and Special Collections at Tutt Library to view and discuss medieval manuscripts and early books.  In one case, Romano and a group of students
attempted to decipher the words of a mid-thirteenth-century indulgence with the aid of ultraviolet light, as can be seen
here and here.    

In 2008-09 Romano was a postdoctoral Mellon fellow at the
Pontifical Institute of Mediaeval Studies in Toronto, Canada.  In this unique medieval
research center, Romano had the opportunity to devote a year to his scholarship and participate in the interdisciplinary seminars o
f the Institute.  
While a
t the institute, he pursued the postdoctoral degree the Licence in Mediaeval Studies (L.M.S.), which he was awarded in October 2009.  For
this degree, he investigated the mysterious history of the liturgical celebration known as Gaudete Sunday, the Third Sunday in Advent.    
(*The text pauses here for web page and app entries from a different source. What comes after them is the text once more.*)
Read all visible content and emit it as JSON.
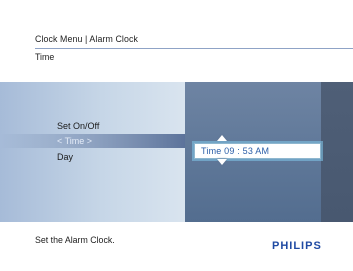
{
  "header": {
    "breadcrumb": "Clock Menu | Alarm Clock",
    "title": "Time"
  },
  "menu": {
    "items": [
      {
        "label": "Set On/Off"
      },
      {
        "label": "< Time >"
      },
      {
        "label": "Day"
      }
    ],
    "selected_index": 1
  },
  "time_editor": {
    "value": "Time 09 : 53  AM",
    "up_icon": "triangle-up-icon",
    "down_icon": "triangle-down-icon"
  },
  "footer": {
    "help_text": "Set the Alarm Clock.",
    "brand": "PHILIPS"
  },
  "colors": {
    "brand_blue": "#1f4aa3",
    "time_text_blue": "#2b5ea8",
    "panel_left": "#c6d6e7",
    "panel_mid": "#5d7697",
    "panel_right": "#485870"
  }
}
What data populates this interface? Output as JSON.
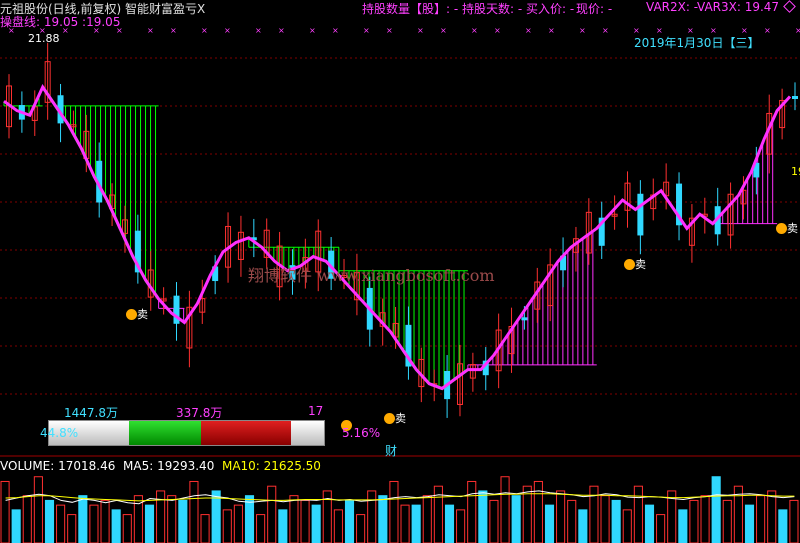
{
  "header": {
    "left_title": "元祖股份(日线,前复权) 智能财富盈亏",
    "close_mark": "X",
    "line_label": "操盘线",
    "line_value1": "19.05",
    "line_value2": "19.05",
    "holdings_label": "持股数量【股】: -",
    "days_label": "持股天数: -",
    "buy_label": "买入价: -",
    "price_label": "现价: -",
    "var2x": "VAR2X: -",
    "var3x": "VAR3X: 19.47"
  },
  "date_label": "2019年1月30日【三】",
  "watermark": "翔博软件  www.xiangbosoft.com",
  "max_price_label": "21.88",
  "right_edge_label": "19",
  "indicator_box": {
    "left_value": "1447.8万",
    "mid_value": "337.8万",
    "right_value": "17",
    "pct_left": "44.8%",
    "pct_right": "5.16%",
    "finance_mark": "财"
  },
  "sell_marks": [
    "卖",
    "卖",
    "卖",
    "卖",
    "卖"
  ],
  "volume_header": {
    "volume": "VOLUME: 17018.46",
    "ma5": "MA5: 19293.40",
    "ma10": "MA10: 21625.50"
  },
  "colors": {
    "up": "#ff3030",
    "down": "#30d8ff",
    "line_green": "#00ff00",
    "line_magenta": "#ff30ff",
    "grid": "#800000"
  },
  "chart_data": {
    "type": "line",
    "series": [
      {
        "values": [
          20.6,
          20.4,
          20.3,
          20.9,
          20.5,
          20.1,
          19.6,
          19.0,
          18.5,
          17.9,
          17.3,
          16.8,
          16.4,
          16.1,
          15.9,
          16.3,
          16.9,
          17.4,
          17.6,
          17.7,
          17.5,
          17.2,
          17.0,
          17.1,
          17.3,
          17.2,
          16.9,
          16.6,
          16.3,
          16.0,
          15.7,
          15.3,
          14.9,
          14.6,
          14.5,
          14.7,
          14.9,
          14.9,
          15.2,
          15.6,
          16.0,
          16.4,
          16.8,
          17.2,
          17.5,
          17.7,
          17.9,
          18.2,
          18.5,
          18.3,
          18.5,
          18.7,
          18.3,
          17.9,
          18.2,
          18.0,
          18.3,
          18.6,
          19.1,
          19.8,
          20.4,
          20.7
        ]
      }
    ],
    "volume_values": [
      13,
      7,
      10,
      14,
      9,
      8,
      6,
      10,
      8,
      9,
      7,
      6,
      10,
      8,
      11,
      10,
      9,
      13,
      6,
      11,
      7,
      8,
      10,
      6,
      12,
      7,
      10,
      9,
      8,
      11,
      7,
      9,
      6,
      11,
      10,
      13,
      8,
      8,
      10,
      12,
      8,
      7,
      13,
      11,
      9,
      14,
      10,
      12,
      13,
      8,
      11,
      9,
      7,
      12,
      10,
      9,
      7,
      12,
      8,
      6,
      11,
      7,
      9,
      10,
      14,
      9,
      12,
      8,
      10,
      11,
      7,
      9
    ],
    "ma5": [
      9,
      9.5,
      10,
      10.3,
      10,
      9,
      8.6,
      9.3,
      9,
      8.5,
      9,
      8.5,
      8.3,
      9.4,
      9.2,
      9,
      9.5,
      10,
      10.2,
      9.8,
      9.5,
      8.8,
      8.6,
      8.8,
      9,
      8.7,
      9,
      9.1,
      9,
      9.4,
      9,
      9.2,
      8.8,
      9,
      9.2,
      9.6,
      9.8,
      9.6,
      9.8,
      10.2,
      10,
      9.8,
      10.4,
      10.6,
      10.3,
      10.6,
      10.4,
      10.8,
      11,
      10.6,
      10.4,
      10.2,
      9.8,
      10,
      10.4,
      10.2,
      9.7,
      9.6,
      9.8,
      9.7,
      9.4,
      9.2,
      9.6,
      9.8,
      10.2,
      10.1,
      10.3,
      10.4,
      10.2,
      9.8,
      9.6,
      9.8
    ],
    "ma10": [
      9.5,
      9.6,
      9.8,
      10,
      10,
      9.8,
      9.6,
      9.4,
      9.3,
      9.2,
      9.1,
      9,
      8.9,
      9,
      9.1,
      9.2,
      9.3,
      9.4,
      9.5,
      9.5,
      9.4,
      9.3,
      9.2,
      9.1,
      9,
      9,
      9.1,
      9.2,
      9.2,
      9.2,
      9.1,
      9.1,
      9.1,
      9.1,
      9.2,
      9.3,
      9.4,
      9.5,
      9.6,
      9.7,
      9.8,
      9.9,
      10,
      10.1,
      10.2,
      10.3,
      10.3,
      10.4,
      10.4,
      10.4,
      10.3,
      10.2,
      10.1,
      10.1,
      10.1,
      10,
      10,
      9.9,
      9.8,
      9.7,
      9.6,
      9.6,
      9.7,
      9.8,
      9.9,
      10,
      10,
      10.1,
      10.1,
      10,
      9.9,
      9.9
    ]
  }
}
In 2009-10 Romano was a Visiting Assistant Professor at
Moravian College in Bethlehem, Pennsylvania.  There he taught a survey of medieval
history; courses that examined the historiography of current debates among medieval historians and on medieval religion; and a seminar that
probed the relationship between religious faith and reason among medieval thinkers.  Romano's courses emphasized engagement with and
discussion of primary and secondary sources, and he frequently incorporated images, film, and websites into his lectures.

The 2010-11 academic year finds Romano in a new academic home, as an Assistant Professor in the Department of History at
Benedictine College
in Atchison, Kansas.  Romano is excited to be joining an institution that allows him to combine his love of teaching in a liberal arts setting with a
receptive environment to his research interests on the history of religion, the papacy, and the liturgy.  Romano will be responsible for all courses in
pre-modern history, including the first part of the sequence of world civilization and surveys of ancient and medieval history.

Romano is a native of Brooklyn, New York.  In his free time, he is a runner and swimmer.  He took part in the 2008 New York City Marathon,
finishing with a time of 3:54.13; he also participated in the 2009 Philadelphia Marathon with a time of 3:36.50.  In addition, he enjoys listening to
music and watching classic movies.
John F. Romano, Ph.D., L.M.S.
For Romano's CV, see here.